I want to applaud Salon for posting those columns other media sites refuse to touch. To read about psychoactive drugs being used in spiritual, even religious, ceremonies in a major media outlet is unheard of.
I am a 25-year-old who has spent the last seven years using psychoactive drugs as well as traditional meditative exercises to achieve states of higher being. I feel that society has lost a valuable tool by banning such substances and has fallen into dire straits with our loss of spirituality. Where are our elders who are supposed to be teaching us how to reach God and each other? Finally we have Huston Smith, a respected writer who is willing to question what religious freedom really means. It is unfortunate that our society has forgotten what other societies have learned over the last several thousand years. We need to remember that there are multiple ways to experience God and it is none of our government's business telling us how to do so, let alone keeping us from the information and substances which may mean the difference between personal salvation and destruction.
-- John Martincic
Kudos for addressing the connection between spirituality and psychoactive substances. However, the fundamental freedom to use these substances rests within the freedom of speech clause of the Constitution. Without freedom of thought there is no freedom of speech. Government regulation of psychoactive substances is about controlling the chemical content of the brain. By controlling the chemicals in the brain, the government controls the contents of our minds, dictating our perception of the world.
-- Patrick Love
God via drugs? Yeah, right. As one who had a genuine spiritual experience on LSD in the '60s, I have to say "One step forward, three steps back." It took me the better part of 25 years to achieve normalcy following my brief experiments with LSD and methamphetamine.
I took the harder path and switched from drugs to yoga. Not by choice: I crashed for nine weeks at UCLA's Neuropsychiatric Institute following my last LSD trip. But all that I sought through acid, I found through meditation.
-- George Beinhorn
The headline of Katharine Mieszkowski's otherwise excellent article on Huston Smith's new book, "Cleansing the Doors of Perception," asks the question "Can legalizing drugs bring us closer to God?"
That question is terribly misleading, and it is impossible to answer it meaningfully, accurately and briefly. The most nearly correct short answer is "no." A better question would be, "What can bring us closer to God?"
"Legalizing" "drugs" is not a necessary condition, and not even a sufficient one, to increase the frequency of the sort of primary religious experience that leads to lasting beneficial changes in people's lives.
The notion that all "drugs" are fundamentally alike is at the root of the confusion in our drug laws and the debate about them. Drugs differ. Uses and occasions differ. Policies ought to differ appropriately.
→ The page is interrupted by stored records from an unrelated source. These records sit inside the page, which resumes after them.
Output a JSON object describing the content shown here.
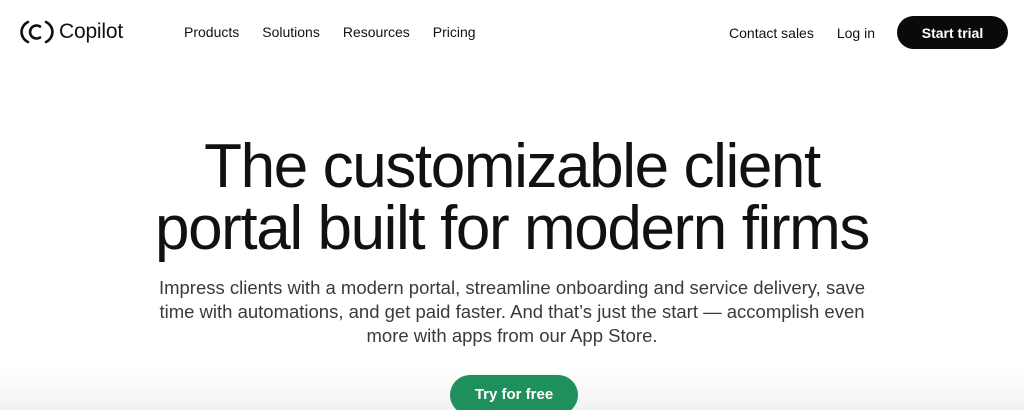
{
  "brand": {
    "name": "Copilot",
    "logo_icon": "copilot-bracket-logo"
  },
  "nav": {
    "items": [
      {
        "label": "Products"
      },
      {
        "label": "Solutions"
      },
      {
        "label": "Resources"
      },
      {
        "label": "Pricing"
      }
    ]
  },
  "header_actions": {
    "contact_label": "Contact sales",
    "login_label": "Log in",
    "start_trial_label": "Start trial"
  },
  "hero": {
    "title_line1": "The customizable client",
    "title_line2": "portal built for modern firms",
    "subtitle": "Impress clients with a modern portal, streamline onboarding and service delivery, save time with automations, and get paid faster. And that’s just the start — accomplish even more with apps from our App Store.",
    "cta_label": "Try for free"
  },
  "colors": {
    "cta_green": "#1f8f5c",
    "primary_black": "#0a0a0a",
    "text": "#111111",
    "subtitle_text": "#3a3a3a"
  }
}
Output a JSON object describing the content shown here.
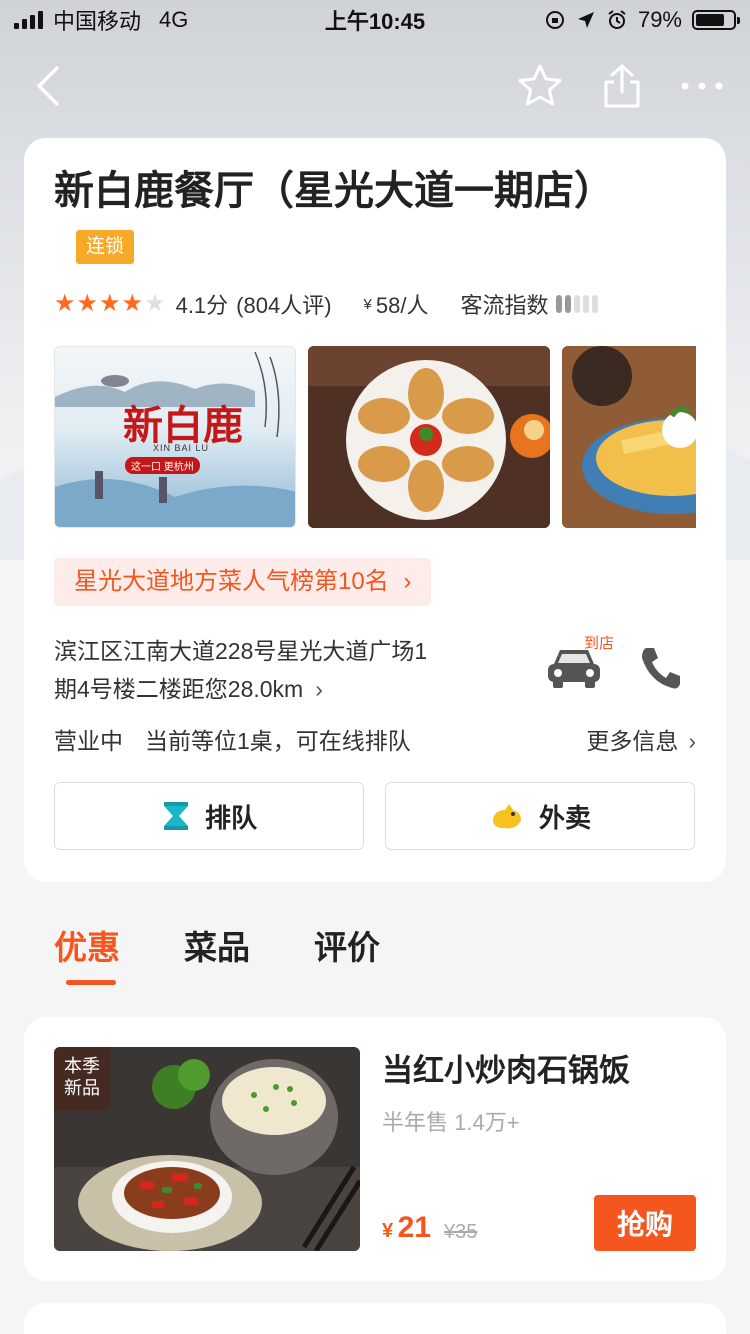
{
  "status_bar": {
    "carrier": "中国移动",
    "network": "4G",
    "time": "上午10:45",
    "battery_text": "79%",
    "battery_level": 0.79
  },
  "nav": {
    "back_icon": "chevron-left-icon",
    "favorite_icon": "star-outline-icon",
    "share_icon": "share-icon",
    "more_icon": "ellipsis-icon"
  },
  "shop": {
    "name": "新白鹿餐厅（星光大道一期店）",
    "chain_badge": "连锁",
    "rating_stars": 4,
    "rating_text": "4.1分",
    "review_count": "(804人评)",
    "price_symbol": "¥",
    "price_text": "58/人",
    "traffic_label": "客流指数",
    "traffic_level": 2,
    "logo_text": "新白鹿",
    "logo_pinyin": "XIN BAI LU",
    "logo_slogan": "这一口 更杭州",
    "rank_text": "星光大道地方菜人气榜第10名",
    "address_line1": "滨江区江南大道228号星光大道广场1",
    "address_line2": "期4号楼二楼距您28.0km",
    "to_shop_label": "到店",
    "open_status": "营业中",
    "queue_status": "当前等位1桌，可在线排队",
    "more_info": "更多信息",
    "queue_button": "排队",
    "delivery_button": "外卖"
  },
  "tabs": [
    {
      "label": "优惠",
      "active": true
    },
    {
      "label": "菜品",
      "active": false
    },
    {
      "label": "评价",
      "active": false
    }
  ],
  "deal": {
    "badge_line1": "本季",
    "badge_line2": "新品",
    "title": "当红小炒肉石锅饭",
    "sold": "半年售 1.4万+",
    "price_symbol": "¥",
    "price": "21",
    "original_price": "¥35",
    "buy_button": "抢购"
  },
  "colors": {
    "accent": "#f4561d",
    "star": "#ff6a1f",
    "badge": "#f7a928"
  }
}
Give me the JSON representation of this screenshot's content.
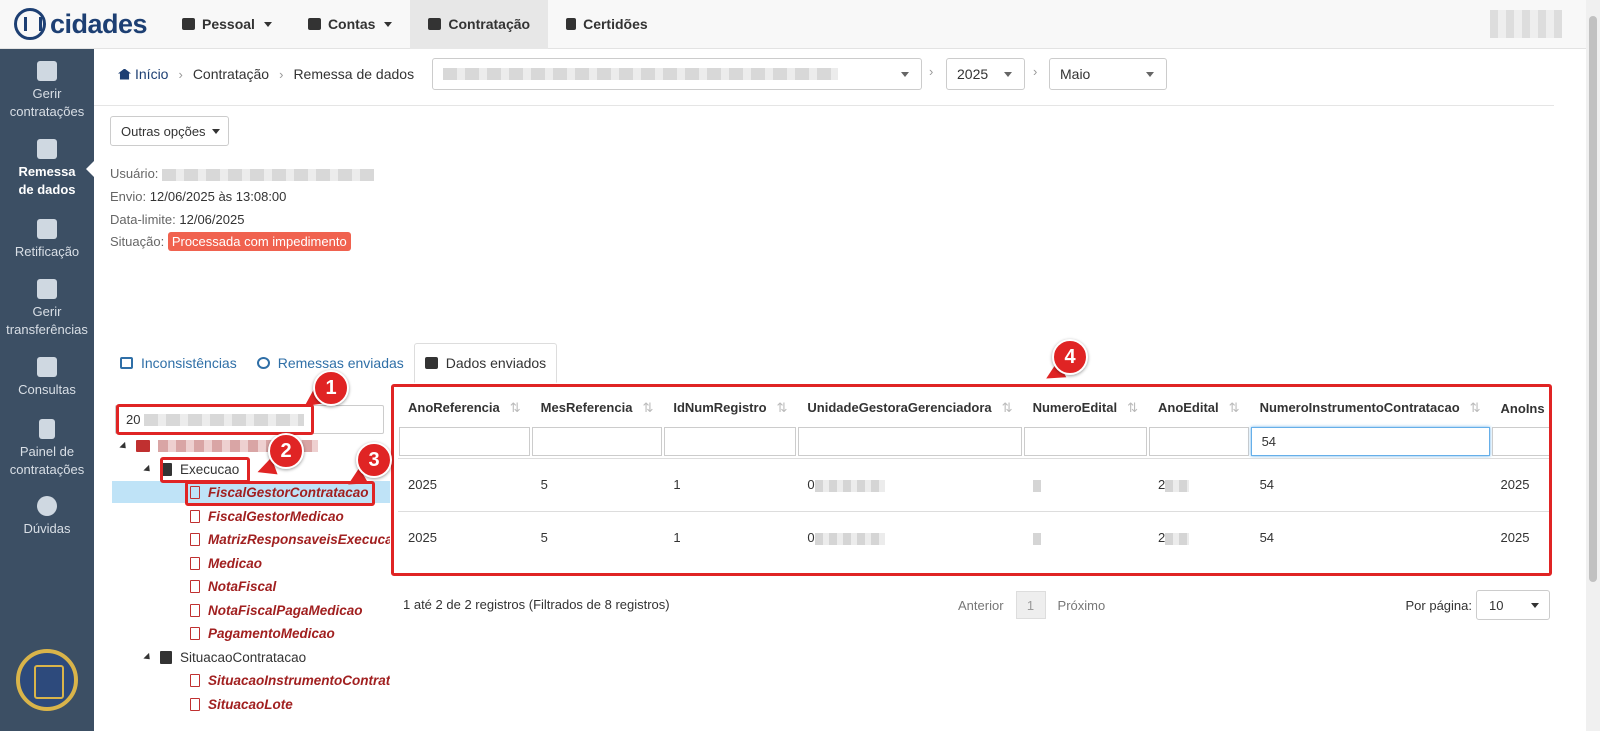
{
  "brand": {
    "name": "cidades"
  },
  "nav": {
    "items": [
      {
        "label": "Pessoal",
        "has_caret": true,
        "icon": "id-card-icon"
      },
      {
        "label": "Contas",
        "has_caret": true,
        "icon": "calendar-icon"
      },
      {
        "label": "Contratação",
        "has_caret": false,
        "icon": "cart-icon",
        "active": true
      },
      {
        "label": "Certidões",
        "has_caret": false,
        "icon": "file-icon"
      }
    ]
  },
  "sidebar": {
    "items": [
      {
        "label": "Gerir contratações",
        "icon": "building-icon"
      },
      {
        "label": "Remessa de dados",
        "icon": "upload-icon",
        "active": true
      },
      {
        "label": "Retificação",
        "icon": "exchange-icon"
      },
      {
        "label": "Gerir transferências",
        "icon": "folder-open-icon"
      },
      {
        "label": "Consultas",
        "icon": "book-icon"
      },
      {
        "label": "Painel de contratações",
        "icon": "file-icon"
      },
      {
        "label": "Dúvidas",
        "icon": "question-circle-icon"
      }
    ]
  },
  "breadcrumb": {
    "home": "Início",
    "level1": "Contratação",
    "level2": "Remessa de dados"
  },
  "filters": {
    "year": "2025",
    "month": "Maio"
  },
  "toolbar": {
    "other_options": "Outras opções"
  },
  "info": {
    "user_label": "Usuário:",
    "send_label": "Envio:",
    "send_value": "12/06/2025 às 13:08:00",
    "deadline_label": "Data-limite:",
    "deadline_value": "12/06/2025",
    "status_label": "Situação:",
    "status_value": "Processada com impedimento",
    "status_color": "#f0624f"
  },
  "tabs": [
    {
      "label": "Inconsistências",
      "icon": "list-icon"
    },
    {
      "label": "Remessas enviadas",
      "icon": "history-icon"
    },
    {
      "label": "Dados enviados",
      "icon": "cart-icon",
      "active": true
    }
  ],
  "tree": {
    "filter_value": "20",
    "group1": "Execucao",
    "group1_items": [
      "FiscalGestorContratacao",
      "FiscalGestorMedicao",
      "MatrizResponsaveisExecucao",
      "Medicao",
      "NotaFiscal",
      "NotaFiscalPagaMedicao",
      "PagamentoMedicao"
    ],
    "group2": "SituacaoContratacao",
    "group2_items": [
      "SituacaoInstrumentoContratacao",
      "SituacaoLote"
    ]
  },
  "table": {
    "columns": [
      "AnoReferencia",
      "MesReferencia",
      "IdNumRegistro",
      "UnidadeGestoraGerenciadora",
      "NumeroEdital",
      "AnoEdital",
      "NumeroInstrumentoContratacao",
      "AnoIns"
    ],
    "filter_value": "54",
    "rows": [
      {
        "ano": "2025",
        "mes": "5",
        "id": "1",
        "ug": "0",
        "num_edital": "",
        "ano_edital": "2",
        "num_instr": "54",
        "ano_ins": "2025"
      },
      {
        "ano": "2025",
        "mes": "5",
        "id": "1",
        "ug": "0",
        "num_edital": "",
        "ano_edital": "2",
        "num_instr": "54",
        "ano_ins": "2025"
      }
    ]
  },
  "footer": {
    "summary": "1 até 2 de 2 registros (Filtrados de 8 registros)",
    "prev": "Anterior",
    "page": "1",
    "next": "Próximo",
    "per_page_label": "Por página:",
    "per_page_value": "10"
  },
  "annotations": [
    "1",
    "2",
    "3",
    "4"
  ],
  "colors": {
    "sidebar": "#3c4f64",
    "brand": "#1d3f73",
    "annotation": "#e02424",
    "link": "#2f6fa7",
    "leaf": "#a12020"
  }
}
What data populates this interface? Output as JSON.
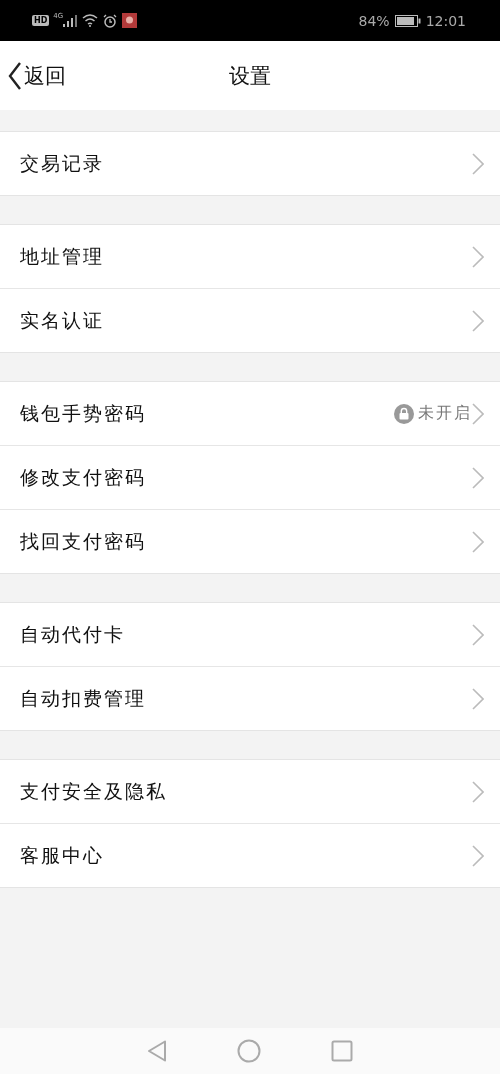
{
  "status_bar": {
    "hd": "HD",
    "network": "4G",
    "battery_text": "84%",
    "time": "12:01"
  },
  "header": {
    "back": "返回",
    "title": "设置"
  },
  "sections": [
    {
      "items": [
        {
          "label": "交易记录"
        }
      ]
    },
    {
      "items": [
        {
          "label": "地址管理"
        },
        {
          "label": "实名认证"
        }
      ]
    },
    {
      "items": [
        {
          "label": "钱包手势密码",
          "status": "未开启"
        },
        {
          "label": "修改支付密码"
        },
        {
          "label": "找回支付密码"
        }
      ]
    },
    {
      "items": [
        {
          "label": "自动代付卡"
        },
        {
          "label": "自动扣费管理"
        }
      ]
    },
    {
      "items": [
        {
          "label": "支付安全及隐私"
        },
        {
          "label": "客服中心"
        }
      ]
    }
  ]
}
The fact that the entheogens can trigger primary religious experience has nothing to do with the broader question of "legalizing drugs" as it applies to the problems caused by cocaine, heroin and methamphetamine. It doesn't even argue for "legalizing" an entheogen, if "legalization" means the commercial marketing we now allow with tobacco. All it says is that we should try to carve out an exemption from the current drug laws for bona fide religious use of the relatively small number of psychoactive substances that can, for some people under some circumstances, be safe and effective tools for spiritual exploration.
Much as the Council on Spiritual Practices regrets the mistaking of responsible sacramental use of the entheogens as "drug abuse," we also regret the attempts to use their religious significance as a weapon in the debate about what to do with drugs generally. We regard the fact that the current drug laws stand in the way of religion as a mostly accidental impediment. We suggest removing the impediment, not the drug laws.
-- Bob Jesse
president, Council on Spiritual Practices